**WORK REQUEST**
Return every line below exactly, without dropping any.

**DATA EXTRACT**
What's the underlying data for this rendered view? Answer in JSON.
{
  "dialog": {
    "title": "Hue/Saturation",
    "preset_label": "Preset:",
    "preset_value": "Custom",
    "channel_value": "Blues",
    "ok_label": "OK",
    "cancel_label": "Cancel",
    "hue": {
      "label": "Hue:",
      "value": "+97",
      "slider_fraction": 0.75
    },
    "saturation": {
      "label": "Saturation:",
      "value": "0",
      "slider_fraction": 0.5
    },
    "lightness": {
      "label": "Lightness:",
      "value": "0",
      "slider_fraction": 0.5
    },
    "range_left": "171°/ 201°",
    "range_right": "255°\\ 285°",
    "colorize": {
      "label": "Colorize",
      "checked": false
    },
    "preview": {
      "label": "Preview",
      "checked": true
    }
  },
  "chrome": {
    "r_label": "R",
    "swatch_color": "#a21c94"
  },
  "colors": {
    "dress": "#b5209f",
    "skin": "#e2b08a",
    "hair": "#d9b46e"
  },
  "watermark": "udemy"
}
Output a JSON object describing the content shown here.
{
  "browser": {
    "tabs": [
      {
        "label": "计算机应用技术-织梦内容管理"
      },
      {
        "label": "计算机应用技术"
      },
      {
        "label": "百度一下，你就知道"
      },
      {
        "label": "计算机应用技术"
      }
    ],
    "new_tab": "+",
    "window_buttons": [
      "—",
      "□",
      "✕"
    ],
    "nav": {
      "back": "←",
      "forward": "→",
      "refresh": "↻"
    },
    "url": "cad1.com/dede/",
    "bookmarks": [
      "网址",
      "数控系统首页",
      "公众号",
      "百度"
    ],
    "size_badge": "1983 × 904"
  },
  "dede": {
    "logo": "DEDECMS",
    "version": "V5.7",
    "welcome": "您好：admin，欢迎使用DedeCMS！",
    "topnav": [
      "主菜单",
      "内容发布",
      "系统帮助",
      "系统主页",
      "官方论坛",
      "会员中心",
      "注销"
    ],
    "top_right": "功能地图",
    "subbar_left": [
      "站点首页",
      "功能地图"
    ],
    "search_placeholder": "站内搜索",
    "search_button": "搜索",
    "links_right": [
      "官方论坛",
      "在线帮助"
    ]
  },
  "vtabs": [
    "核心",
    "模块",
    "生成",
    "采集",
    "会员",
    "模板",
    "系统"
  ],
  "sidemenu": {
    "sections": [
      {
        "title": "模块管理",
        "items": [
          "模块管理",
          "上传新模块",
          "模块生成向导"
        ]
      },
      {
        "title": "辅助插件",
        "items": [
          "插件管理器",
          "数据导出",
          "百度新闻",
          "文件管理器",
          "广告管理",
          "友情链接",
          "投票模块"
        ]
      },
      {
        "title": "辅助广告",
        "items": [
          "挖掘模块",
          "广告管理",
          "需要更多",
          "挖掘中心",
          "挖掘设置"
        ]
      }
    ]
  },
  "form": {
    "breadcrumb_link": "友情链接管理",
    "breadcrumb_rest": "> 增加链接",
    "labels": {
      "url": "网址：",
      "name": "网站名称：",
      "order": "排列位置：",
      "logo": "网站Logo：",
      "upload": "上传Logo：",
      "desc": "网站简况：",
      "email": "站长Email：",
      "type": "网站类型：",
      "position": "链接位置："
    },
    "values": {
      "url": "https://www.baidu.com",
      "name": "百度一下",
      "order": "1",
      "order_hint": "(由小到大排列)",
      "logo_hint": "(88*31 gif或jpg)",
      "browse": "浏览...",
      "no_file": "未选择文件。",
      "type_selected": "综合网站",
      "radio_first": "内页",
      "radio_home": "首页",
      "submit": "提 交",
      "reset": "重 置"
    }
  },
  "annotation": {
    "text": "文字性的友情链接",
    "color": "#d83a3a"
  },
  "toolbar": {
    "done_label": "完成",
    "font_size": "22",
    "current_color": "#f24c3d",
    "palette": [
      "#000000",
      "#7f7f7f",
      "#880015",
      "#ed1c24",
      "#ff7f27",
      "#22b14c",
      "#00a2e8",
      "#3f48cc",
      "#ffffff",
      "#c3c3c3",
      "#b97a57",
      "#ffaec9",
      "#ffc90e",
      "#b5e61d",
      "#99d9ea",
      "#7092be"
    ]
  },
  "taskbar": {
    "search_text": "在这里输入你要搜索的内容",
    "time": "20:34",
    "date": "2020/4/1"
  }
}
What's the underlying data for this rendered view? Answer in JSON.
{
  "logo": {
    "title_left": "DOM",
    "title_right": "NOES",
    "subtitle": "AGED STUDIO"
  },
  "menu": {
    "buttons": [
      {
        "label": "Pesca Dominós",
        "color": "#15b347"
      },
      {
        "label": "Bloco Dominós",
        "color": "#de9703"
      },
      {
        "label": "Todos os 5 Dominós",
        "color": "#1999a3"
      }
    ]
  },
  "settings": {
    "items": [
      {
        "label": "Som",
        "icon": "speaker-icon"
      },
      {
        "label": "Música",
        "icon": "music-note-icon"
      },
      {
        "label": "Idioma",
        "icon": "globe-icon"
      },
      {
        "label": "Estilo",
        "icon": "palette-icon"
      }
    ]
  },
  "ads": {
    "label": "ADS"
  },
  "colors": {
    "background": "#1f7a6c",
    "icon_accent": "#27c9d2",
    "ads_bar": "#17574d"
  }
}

**RESPONSE BOX**
What's the underlying data for this rendered view? Answer in JSON.
{
  "dialog": {
    "title": "Hue/Saturation",
    "preset_label": "Preset:",
    "preset_value": "Custom",
    "channel_value": "Blues",
    "ok_label": "OK",
    "cancel_label": "Cancel",
    "hue": {
      "label": "Hue:",
      "value": "+97",
      "slider_fraction": 0.75
    },
    "saturation": {
      "label": "Saturation:",
      "value": "0",
      "slider_fraction": 0.5
    },
    "lightness": {
      "label": "Lightness:",
      "value": "0",
      "slider_fraction": 0.5
    },
    "range_left": "171°/ 201°",
    "range_right": "255°\\ 285°",
    "colorize": {
      "label": "Colorize",
      "checked": false
    },
    "preview": {
      "label": "Preview",
      "checked": true
    }
  },
  "chrome": {
    "r_label": "R",
    "swatch_color": "#a21c94"
  },
  "colors": {
    "dress": "#b5209f",
    "skin": "#e2b08a",
    "hair": "#d9b46e"
  },
  "watermark": "udemy"
}
Output a JSON object describing the content shown here.
{
  "browser": {
    "tabs": [
      {
        "label": "计算机应用技术-织梦内容管理"
      },
      {
        "label": "计算机应用技术"
      },
      {
        "label": "百度一下，你就知道"
      },
      {
        "label": "计算机应用技术"
      }
    ],
    "new_tab": "+",
    "window_buttons": [
      "—",
      "□",
      "✕"
    ],
    "nav": {
      "back": "←",
      "forward": "→",
      "refresh": "↻"
    },
    "url": "cad1.com/dede/",
    "bookmarks": [
      "网址",
      "数控系统首页",
      "公众号",
      "百度"
    ],
    "size_badge": "1983 × 904"
  },
  "dede": {
    "logo": "DEDECMS",
    "version": "V5.7",
    "welcome": "您好：admin，欢迎使用DedeCMS！",
    "topnav": [
      "主菜单",
      "内容发布",
      "系统帮助",
      "系统主页",
      "官方论坛",
      "会员中心",
      "注销"
    ],
    "top_right": "功能地图",
    "subbar_left": [
      "站点首页",
      "功能地图"
    ],
    "search_placeholder": "站内搜索",
    "search_button": "搜索",
    "links_right": [
      "官方论坛",
      "在线帮助"
    ]
  },
  "vtabs": [
    "核心",
    "模块",
    "生成",
    "采集",
    "会员",
    "模板",
    "系统"
  ],
  "sidemenu": {
    "sections": [
      {
        "title": "模块管理",
        "items": [
          "模块管理",
          "上传新模块",
          "模块生成向导"
        ]
      },
      {
        "title": "辅助插件",
        "items": [
          "插件管理器",
          "数据导出",
          "百度新闻",
          "文件管理器",
          "广告管理",
          "友情链接",
          "投票模块"
        ]
      },
      {
        "title": "辅助广告",
        "items": [
          "挖掘模块",
          "广告管理",
          "需要更多",
          "挖掘中心",
          "挖掘设置"
        ]
      }
    ]
  },
  "form": {
    "breadcrumb_link": "友情链接管理",
    "breadcrumb_rest": "> 增加链接",
    "labels": {
      "url": "网址：",
      "name": "网站名称：",
      "order": "排列位置：",
      "logo": "网站Logo：",
      "upload": "上传Logo：",
      "desc": "网站简况：",
      "email": "站长Email：",
      "type": "网站类型：",
      "position": "链接位置："
    },
    "values": {
      "url": "https://www.baidu.com",
      "name": "百度一下",
      "order": "1",
      "order_hint": "(由小到大排列)",
      "logo_hint": "(88*31 gif或jpg)",
      "browse": "浏览...",
      "no_file": "未选择文件。",
      "type_selected": "综合网站",
      "radio_first": "内页",
      "radio_home": "首页",
      "submit": "提 交",
      "reset": "重 置"
    }
  },
  "annotation": {
    "text": "文字性的友情链接",
    "color": "#d83a3a"
  },
  "toolbar": {
    "done_label": "完成",
    "font_size": "22",
    "current_color": "#f24c3d",
    "palette": [
      "#000000",
      "#7f7f7f",
      "#880015",
      "#ed1c24",
      "#ff7f27",
      "#22b14c",
      "#00a2e8",
      "#3f48cc",
      "#ffffff",
      "#c3c3c3",
      "#b97a57",
      "#ffaec9",
      "#ffc90e",
      "#b5e61d",
      "#99d9ea",
      "#7092be"
    ]
  },
  "taskbar": {
    "search_text": "在这里输入你要搜索的内容",
    "time": "20:34",
    "date": "2020/4/1"
  }
}
What's the underlying data for this rendered view? Answer in JSON.
{
  "logo": {
    "title_left": "DOM",
    "title_right": "NOES",
    "subtitle": "AGED STUDIO"
  },
  "menu": {
    "buttons": [
      {
        "label": "Pesca Dominós",
        "color": "#15b347"
      },
      {
        "label": "Bloco Dominós",
        "color": "#de9703"
      },
      {
        "label": "Todos os 5 Dominós",
        "color": "#1999a3"
      }
    ]
  },
  "settings": {
    "items": [
      {
        "label": "Som",
        "icon": "speaker-icon"
      },
      {
        "label": "Música",
        "icon": "music-note-icon"
      },
      {
        "label": "Idioma",
        "icon": "globe-icon"
      },
      {
        "label": "Estilo",
        "icon": "palette-icon"
      }
    ]
  },
  "ads": {
    "label": "ADS"
  },
  "colors": {
    "background": "#1f7a6c",
    "icon_accent": "#27c9d2",
    "ads_bar": "#17574d"
  }
}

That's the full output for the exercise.